▶ **DATA PROVIDED**
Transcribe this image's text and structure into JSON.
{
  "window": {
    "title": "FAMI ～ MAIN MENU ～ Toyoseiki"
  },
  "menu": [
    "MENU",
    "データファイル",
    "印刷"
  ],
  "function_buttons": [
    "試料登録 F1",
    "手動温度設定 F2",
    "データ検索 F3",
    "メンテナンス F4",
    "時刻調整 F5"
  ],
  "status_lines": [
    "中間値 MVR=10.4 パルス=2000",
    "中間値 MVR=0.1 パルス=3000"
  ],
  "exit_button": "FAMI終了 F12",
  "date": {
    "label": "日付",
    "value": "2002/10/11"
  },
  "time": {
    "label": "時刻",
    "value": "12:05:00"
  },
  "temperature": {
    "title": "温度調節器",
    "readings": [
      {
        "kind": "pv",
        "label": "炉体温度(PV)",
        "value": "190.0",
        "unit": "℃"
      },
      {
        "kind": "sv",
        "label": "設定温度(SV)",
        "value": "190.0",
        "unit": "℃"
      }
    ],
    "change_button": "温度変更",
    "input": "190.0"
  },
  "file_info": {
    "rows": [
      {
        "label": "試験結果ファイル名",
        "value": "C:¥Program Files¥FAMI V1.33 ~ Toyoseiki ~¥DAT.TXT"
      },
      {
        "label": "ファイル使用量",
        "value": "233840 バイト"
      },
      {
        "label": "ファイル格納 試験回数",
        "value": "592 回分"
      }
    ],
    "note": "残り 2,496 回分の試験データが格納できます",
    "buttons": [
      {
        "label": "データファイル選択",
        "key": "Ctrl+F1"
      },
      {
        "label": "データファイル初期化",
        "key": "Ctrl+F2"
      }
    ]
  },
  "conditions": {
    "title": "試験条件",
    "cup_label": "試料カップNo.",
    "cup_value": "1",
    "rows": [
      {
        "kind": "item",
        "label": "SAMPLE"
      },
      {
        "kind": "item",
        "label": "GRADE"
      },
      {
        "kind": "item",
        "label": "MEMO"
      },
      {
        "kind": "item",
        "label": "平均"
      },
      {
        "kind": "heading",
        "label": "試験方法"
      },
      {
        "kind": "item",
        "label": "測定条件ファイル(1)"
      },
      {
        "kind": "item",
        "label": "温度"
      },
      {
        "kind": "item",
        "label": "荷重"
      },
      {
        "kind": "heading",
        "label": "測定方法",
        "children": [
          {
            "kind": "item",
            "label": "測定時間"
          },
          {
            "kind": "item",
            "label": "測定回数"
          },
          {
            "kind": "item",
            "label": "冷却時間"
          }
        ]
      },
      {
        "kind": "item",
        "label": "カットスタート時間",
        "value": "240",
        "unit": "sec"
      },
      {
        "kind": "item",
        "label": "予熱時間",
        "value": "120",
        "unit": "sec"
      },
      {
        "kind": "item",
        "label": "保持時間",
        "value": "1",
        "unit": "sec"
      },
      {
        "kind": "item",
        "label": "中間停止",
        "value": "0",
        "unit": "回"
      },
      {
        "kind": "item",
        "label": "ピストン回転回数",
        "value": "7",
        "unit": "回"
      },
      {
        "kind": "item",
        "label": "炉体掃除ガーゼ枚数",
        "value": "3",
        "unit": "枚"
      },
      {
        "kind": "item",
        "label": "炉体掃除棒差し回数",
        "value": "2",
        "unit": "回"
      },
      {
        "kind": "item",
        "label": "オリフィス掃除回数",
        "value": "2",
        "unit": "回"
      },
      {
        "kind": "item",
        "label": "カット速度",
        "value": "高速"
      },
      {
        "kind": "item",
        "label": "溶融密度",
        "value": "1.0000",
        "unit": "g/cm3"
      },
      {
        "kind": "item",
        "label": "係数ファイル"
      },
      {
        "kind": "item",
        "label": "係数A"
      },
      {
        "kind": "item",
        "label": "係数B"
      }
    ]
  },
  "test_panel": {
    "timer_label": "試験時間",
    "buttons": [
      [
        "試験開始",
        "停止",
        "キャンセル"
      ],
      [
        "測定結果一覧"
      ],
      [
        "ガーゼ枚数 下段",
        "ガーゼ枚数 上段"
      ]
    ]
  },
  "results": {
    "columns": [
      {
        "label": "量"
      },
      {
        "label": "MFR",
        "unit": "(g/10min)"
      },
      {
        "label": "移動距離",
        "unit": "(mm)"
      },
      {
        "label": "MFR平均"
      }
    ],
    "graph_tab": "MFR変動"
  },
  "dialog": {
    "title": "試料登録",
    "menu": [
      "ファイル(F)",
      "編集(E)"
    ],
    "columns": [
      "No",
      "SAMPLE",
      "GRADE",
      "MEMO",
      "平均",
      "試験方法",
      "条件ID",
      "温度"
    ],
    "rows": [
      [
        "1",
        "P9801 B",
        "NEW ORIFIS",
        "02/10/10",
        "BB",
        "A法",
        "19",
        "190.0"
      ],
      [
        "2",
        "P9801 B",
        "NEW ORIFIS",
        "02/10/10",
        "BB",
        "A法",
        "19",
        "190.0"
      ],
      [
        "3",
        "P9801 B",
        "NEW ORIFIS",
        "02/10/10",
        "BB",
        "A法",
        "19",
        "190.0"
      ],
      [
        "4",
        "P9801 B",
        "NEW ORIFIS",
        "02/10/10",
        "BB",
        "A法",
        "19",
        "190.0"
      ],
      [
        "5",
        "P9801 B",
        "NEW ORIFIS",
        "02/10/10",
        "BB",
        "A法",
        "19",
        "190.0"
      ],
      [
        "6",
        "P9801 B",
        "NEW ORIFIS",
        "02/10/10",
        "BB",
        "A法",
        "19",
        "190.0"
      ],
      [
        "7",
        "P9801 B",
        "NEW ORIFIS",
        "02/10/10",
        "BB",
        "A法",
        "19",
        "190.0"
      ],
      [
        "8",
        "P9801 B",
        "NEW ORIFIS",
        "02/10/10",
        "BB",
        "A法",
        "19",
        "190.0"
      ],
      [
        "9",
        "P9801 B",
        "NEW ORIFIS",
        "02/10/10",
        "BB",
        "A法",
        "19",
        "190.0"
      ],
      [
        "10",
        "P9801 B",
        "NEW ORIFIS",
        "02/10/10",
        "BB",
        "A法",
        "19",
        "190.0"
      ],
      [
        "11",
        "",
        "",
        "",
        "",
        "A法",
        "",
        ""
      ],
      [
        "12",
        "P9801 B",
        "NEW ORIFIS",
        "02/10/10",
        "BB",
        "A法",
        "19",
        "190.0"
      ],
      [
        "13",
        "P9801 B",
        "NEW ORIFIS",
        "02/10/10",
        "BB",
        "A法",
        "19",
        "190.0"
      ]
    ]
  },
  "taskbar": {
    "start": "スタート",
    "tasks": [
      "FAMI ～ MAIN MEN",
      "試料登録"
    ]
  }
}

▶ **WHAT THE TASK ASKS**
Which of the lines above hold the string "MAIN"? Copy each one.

▶ **TASK SOLUTION**
    "title": "FAMI ～ MAIN MENU ～ Toyoseiki"
      "FAMI ～ MAIN MEN",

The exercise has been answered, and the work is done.